Trump’s administration, whose evangelical base is strongly pro-Israel, has said that Netanyahu has Washington’s green light to annex Palestinian land.
But Schenker said Israel was aware of the threat of repercussions from European powers as well as strong objections from friendly Arab states.
The Palestinian Authority has rejected the Trump plan, accusing the administration of bias and of trying to buy off the Palestinians through promises of future investment.


US blasts Houthis over ‘ticking time bomb’ tanker in Red Sea

Updated 10 August 2020

US blasts Houthis over ‘ticking time bomb’ tanker in Red Sea

  • Iran-backed militias renege on agreement to allow UN inspectors aboard stricken vessel holding 1.4 million barrels of oil

AL-MUKALLA, Yemen: The US blasted Iran-backed Houthi militias in Yemen on Sunday for reneging on a deal to allow UN teams to board a rusting oil storage vessel that threatens an environmental disaster in the Red Sea.

The FSO Safer has been moored 7 km off the coast of Yemen since 1988. It fell into Houthi hands in March 2015, when they took control of the coast around the port city of Hodeidah.

The Houthis briefly bowed to pressure last month and agreed to allow a team of UN engineers to visit the ship, before changing their minds and restating their previous demands for the revenue from the oil. As the vessel’s condition deteriorates there are fears that the 1.4 million barrels of oil it contains will start to seep out.

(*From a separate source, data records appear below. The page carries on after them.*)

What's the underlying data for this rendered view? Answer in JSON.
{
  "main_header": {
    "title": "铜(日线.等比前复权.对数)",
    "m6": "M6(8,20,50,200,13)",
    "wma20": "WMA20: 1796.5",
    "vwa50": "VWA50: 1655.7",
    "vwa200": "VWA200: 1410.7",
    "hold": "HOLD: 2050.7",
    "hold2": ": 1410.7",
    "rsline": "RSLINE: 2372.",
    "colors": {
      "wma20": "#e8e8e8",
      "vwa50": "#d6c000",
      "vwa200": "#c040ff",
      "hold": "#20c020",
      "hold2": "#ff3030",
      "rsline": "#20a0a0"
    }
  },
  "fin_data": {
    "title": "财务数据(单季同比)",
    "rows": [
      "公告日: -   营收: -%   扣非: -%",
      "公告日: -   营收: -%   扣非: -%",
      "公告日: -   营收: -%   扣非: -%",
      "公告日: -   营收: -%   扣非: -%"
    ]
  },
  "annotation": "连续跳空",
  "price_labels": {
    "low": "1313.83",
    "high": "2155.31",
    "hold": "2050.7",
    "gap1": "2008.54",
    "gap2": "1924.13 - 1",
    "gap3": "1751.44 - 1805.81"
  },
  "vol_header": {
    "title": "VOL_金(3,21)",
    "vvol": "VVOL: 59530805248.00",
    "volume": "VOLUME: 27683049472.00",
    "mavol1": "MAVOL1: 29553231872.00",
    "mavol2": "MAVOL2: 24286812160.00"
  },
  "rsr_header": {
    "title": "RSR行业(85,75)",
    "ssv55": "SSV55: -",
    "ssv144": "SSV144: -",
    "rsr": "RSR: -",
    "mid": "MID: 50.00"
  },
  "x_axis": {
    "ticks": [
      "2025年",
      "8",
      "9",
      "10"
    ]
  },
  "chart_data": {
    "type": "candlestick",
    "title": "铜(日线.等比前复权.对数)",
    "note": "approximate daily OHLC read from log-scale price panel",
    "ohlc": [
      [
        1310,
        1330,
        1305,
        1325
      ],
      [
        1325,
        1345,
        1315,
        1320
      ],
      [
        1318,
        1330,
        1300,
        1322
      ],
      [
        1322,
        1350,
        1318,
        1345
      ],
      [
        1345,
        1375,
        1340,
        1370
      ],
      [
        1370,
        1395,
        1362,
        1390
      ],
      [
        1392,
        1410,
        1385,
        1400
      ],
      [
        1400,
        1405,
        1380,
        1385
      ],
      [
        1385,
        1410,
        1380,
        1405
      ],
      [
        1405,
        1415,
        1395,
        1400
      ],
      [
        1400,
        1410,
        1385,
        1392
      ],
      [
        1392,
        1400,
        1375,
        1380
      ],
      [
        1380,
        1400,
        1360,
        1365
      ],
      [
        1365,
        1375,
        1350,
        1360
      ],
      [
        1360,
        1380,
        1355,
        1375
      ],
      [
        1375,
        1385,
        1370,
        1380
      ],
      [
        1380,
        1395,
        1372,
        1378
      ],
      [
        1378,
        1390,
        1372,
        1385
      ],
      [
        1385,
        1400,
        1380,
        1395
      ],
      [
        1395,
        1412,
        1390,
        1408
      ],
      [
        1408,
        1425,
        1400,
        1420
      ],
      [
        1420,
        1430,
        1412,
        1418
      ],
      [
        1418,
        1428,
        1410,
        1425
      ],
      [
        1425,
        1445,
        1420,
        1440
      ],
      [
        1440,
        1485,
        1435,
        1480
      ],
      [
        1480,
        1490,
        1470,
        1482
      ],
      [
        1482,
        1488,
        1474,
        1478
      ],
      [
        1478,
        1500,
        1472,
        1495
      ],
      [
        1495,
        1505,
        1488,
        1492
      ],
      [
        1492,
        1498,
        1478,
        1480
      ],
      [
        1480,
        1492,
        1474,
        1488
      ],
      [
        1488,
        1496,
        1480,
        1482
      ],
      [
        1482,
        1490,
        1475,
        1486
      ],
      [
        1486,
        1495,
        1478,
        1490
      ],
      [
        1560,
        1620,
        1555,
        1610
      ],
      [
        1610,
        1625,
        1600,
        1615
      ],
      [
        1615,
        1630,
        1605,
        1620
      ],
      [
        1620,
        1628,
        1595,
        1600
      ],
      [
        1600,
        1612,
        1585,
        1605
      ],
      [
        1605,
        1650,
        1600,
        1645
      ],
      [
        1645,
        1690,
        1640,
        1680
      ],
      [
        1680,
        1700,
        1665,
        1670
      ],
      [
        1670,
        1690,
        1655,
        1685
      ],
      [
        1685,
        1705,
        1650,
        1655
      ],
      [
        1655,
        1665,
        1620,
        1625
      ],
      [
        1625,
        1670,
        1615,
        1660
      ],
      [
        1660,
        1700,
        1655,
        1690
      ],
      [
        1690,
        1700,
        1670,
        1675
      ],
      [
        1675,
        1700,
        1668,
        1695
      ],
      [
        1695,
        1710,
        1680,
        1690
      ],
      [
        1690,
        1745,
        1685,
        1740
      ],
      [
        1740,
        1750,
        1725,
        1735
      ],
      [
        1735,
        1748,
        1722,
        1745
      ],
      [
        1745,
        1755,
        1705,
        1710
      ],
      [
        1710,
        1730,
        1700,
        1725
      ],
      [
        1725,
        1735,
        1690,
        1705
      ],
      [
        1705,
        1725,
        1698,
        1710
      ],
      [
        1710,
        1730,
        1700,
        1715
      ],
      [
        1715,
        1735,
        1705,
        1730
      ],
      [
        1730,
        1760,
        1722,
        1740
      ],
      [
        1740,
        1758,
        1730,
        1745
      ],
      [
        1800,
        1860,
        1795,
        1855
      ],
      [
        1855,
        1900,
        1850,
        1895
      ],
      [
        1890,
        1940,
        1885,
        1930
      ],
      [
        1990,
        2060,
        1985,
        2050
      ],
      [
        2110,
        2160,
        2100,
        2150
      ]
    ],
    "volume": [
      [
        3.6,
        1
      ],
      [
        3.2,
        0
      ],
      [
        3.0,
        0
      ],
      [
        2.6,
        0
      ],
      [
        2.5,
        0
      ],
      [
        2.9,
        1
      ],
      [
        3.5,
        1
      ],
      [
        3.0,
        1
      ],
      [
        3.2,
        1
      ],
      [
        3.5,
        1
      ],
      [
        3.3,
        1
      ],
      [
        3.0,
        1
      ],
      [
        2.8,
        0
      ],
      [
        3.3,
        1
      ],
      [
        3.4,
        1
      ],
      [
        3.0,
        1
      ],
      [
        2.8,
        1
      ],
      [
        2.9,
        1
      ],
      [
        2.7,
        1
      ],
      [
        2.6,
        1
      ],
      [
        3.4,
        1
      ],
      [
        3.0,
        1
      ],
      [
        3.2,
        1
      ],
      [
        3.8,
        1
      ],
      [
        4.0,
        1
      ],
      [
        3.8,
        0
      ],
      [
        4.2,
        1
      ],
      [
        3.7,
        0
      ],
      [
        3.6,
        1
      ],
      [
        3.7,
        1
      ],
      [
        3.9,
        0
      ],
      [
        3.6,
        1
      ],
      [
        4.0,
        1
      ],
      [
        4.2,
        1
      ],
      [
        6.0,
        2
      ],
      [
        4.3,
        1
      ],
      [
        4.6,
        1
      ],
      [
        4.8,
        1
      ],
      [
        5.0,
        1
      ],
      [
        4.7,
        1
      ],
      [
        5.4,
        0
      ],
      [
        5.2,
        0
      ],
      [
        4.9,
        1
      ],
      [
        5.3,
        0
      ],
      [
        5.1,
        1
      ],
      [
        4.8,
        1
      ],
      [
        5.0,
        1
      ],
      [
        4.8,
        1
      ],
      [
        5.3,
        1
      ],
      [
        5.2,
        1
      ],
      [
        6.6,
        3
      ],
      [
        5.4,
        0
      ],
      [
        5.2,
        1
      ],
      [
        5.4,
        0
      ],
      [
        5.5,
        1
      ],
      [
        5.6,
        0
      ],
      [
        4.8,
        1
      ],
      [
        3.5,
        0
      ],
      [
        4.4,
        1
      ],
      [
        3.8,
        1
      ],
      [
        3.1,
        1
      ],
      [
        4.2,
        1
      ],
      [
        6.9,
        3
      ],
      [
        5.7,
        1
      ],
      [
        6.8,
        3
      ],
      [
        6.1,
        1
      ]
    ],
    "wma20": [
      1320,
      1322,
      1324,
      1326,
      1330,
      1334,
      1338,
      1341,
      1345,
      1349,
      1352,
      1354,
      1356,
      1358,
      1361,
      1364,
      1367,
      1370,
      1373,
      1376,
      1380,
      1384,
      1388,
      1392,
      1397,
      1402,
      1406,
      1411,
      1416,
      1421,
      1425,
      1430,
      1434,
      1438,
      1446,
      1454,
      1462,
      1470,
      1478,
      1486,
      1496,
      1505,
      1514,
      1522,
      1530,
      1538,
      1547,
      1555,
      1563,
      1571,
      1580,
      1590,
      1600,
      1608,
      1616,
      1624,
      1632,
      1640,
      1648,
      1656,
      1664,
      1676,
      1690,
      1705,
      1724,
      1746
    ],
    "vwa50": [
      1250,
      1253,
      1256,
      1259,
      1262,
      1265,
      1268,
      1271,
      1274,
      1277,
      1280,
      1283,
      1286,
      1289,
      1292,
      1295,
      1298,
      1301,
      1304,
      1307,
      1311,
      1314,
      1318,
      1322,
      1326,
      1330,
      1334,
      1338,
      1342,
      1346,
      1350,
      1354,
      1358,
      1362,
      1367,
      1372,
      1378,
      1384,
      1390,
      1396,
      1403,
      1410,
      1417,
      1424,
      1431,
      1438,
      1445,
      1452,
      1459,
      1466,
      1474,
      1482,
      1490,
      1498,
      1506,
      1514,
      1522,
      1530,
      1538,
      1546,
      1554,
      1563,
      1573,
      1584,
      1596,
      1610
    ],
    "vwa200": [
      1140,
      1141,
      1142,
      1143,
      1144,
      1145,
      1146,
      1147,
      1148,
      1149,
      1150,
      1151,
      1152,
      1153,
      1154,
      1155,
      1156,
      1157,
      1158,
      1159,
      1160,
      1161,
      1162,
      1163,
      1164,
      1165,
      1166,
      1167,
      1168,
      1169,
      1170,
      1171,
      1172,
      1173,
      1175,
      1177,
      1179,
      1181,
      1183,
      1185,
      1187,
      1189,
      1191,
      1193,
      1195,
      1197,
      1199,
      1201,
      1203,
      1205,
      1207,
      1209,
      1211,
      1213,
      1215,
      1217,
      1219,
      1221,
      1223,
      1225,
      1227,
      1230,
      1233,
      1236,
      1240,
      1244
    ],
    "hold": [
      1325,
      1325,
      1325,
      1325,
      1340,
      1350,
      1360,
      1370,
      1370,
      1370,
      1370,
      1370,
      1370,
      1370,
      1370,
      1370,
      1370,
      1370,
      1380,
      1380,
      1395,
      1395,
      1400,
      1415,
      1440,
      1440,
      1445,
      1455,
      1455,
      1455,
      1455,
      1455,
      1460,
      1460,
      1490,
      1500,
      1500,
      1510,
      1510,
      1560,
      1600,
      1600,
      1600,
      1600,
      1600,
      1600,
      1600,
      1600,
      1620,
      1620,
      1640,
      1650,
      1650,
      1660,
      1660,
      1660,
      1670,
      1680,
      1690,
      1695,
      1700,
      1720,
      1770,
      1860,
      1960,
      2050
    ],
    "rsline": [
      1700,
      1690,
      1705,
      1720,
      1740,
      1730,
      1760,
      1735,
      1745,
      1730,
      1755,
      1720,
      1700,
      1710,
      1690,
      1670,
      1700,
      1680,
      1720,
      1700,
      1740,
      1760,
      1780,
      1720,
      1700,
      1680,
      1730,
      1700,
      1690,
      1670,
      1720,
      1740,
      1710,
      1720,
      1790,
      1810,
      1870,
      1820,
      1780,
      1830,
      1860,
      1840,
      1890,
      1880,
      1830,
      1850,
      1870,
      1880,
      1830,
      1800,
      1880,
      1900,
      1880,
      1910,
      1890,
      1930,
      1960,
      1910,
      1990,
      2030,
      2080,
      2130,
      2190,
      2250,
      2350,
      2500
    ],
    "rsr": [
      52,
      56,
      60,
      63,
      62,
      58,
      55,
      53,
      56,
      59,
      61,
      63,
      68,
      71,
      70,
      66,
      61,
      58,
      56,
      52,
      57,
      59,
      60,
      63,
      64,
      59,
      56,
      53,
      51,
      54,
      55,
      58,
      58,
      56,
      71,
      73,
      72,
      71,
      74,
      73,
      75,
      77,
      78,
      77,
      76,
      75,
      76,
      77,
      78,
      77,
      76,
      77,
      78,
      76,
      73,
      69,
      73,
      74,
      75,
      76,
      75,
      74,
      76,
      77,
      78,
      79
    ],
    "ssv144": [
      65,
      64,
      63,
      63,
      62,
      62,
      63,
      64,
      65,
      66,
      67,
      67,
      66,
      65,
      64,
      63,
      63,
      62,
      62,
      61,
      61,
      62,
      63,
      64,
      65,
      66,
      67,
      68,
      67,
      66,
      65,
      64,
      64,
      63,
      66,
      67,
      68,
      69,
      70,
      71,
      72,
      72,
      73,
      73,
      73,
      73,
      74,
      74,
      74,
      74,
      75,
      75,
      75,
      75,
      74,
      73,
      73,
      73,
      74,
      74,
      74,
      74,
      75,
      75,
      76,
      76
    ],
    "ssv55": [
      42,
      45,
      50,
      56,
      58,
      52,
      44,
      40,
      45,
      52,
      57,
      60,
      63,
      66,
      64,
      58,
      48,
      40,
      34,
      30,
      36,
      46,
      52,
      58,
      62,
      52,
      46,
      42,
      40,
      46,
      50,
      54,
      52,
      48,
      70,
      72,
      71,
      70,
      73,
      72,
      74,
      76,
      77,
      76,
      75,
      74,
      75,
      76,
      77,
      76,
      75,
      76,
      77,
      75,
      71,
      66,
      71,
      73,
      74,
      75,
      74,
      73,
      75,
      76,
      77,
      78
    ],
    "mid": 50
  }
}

“The Houthis have failed to follow through on their agreement to allow a UN team on to the Safer,” the White House National Security Council said on Sunday.

“They are courting environmental and humanitarian disaster by obstructing and delaying. For the good of Yemen and the region, the Houthis must allow the UN aboard the Safer.”

A recent water leak into the tanker’s engine prompted warnings of a major disaster.

“The time has come for a resolute response for an outcome,” the Yemen Embassy in Washington said on Sunday. 

“There cannot be more delays or deliberations. UN inspectors must immediately access and assess the Safer oil tanker even without Houthi permission.”

The UK echoed its concerns. “There is another floating disaster off the Yemeni coast with potentially as massive an ecological footprint as the shockwave that engulfed Beirut,” former Middle East minister Alistair Burt said. “The politics preventing safe evacuation of the oil must stop immediately.”